Data records for software interfaces
※ ※ ※
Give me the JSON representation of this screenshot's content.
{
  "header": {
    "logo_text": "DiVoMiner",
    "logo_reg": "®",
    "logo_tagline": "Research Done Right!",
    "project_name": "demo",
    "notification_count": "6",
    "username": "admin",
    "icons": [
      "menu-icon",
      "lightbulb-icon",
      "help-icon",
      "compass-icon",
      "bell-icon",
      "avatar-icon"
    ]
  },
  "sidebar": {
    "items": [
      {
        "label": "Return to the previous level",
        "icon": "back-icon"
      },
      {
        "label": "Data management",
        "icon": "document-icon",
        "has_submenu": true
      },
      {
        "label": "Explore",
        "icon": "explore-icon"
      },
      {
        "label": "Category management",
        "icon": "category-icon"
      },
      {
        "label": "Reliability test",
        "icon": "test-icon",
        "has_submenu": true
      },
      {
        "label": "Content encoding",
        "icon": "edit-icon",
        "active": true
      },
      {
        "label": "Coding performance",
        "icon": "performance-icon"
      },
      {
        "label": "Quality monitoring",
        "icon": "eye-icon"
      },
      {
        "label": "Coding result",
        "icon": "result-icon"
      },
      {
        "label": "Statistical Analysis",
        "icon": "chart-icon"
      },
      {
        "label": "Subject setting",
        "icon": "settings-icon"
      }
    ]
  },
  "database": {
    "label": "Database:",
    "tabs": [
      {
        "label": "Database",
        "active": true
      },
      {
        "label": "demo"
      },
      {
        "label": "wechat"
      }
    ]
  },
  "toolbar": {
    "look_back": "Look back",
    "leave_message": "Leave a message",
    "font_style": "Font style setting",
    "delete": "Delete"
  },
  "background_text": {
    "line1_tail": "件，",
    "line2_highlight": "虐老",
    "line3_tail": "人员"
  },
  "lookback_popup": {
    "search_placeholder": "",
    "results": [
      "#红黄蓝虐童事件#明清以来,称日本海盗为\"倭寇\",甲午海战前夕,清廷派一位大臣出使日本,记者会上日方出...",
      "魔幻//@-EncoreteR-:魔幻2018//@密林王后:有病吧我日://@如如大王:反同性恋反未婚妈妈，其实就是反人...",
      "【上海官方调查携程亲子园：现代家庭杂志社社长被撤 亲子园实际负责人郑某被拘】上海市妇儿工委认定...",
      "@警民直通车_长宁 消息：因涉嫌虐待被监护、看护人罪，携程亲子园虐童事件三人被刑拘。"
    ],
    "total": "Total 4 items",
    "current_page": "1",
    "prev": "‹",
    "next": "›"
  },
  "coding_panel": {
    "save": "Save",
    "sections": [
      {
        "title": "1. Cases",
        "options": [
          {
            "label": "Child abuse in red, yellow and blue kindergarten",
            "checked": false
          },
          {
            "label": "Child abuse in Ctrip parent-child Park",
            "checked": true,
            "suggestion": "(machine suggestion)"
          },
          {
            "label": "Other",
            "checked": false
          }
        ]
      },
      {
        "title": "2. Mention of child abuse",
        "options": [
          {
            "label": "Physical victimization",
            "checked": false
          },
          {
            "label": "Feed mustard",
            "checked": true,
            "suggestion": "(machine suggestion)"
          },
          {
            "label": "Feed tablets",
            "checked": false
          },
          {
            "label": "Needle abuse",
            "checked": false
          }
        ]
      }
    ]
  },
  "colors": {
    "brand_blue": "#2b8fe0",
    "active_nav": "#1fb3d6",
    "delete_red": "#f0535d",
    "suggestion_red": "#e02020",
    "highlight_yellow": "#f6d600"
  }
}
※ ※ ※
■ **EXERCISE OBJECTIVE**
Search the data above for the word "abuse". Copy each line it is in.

■ **EXERCISE ANSWER**
            "label": "Child abuse in red, yellow and blue kindergarten",
            "label": "Child abuse in Ctrip parent-child Park",
        "title": "2. Mention of child abuse",
            "label": "Needle abuse",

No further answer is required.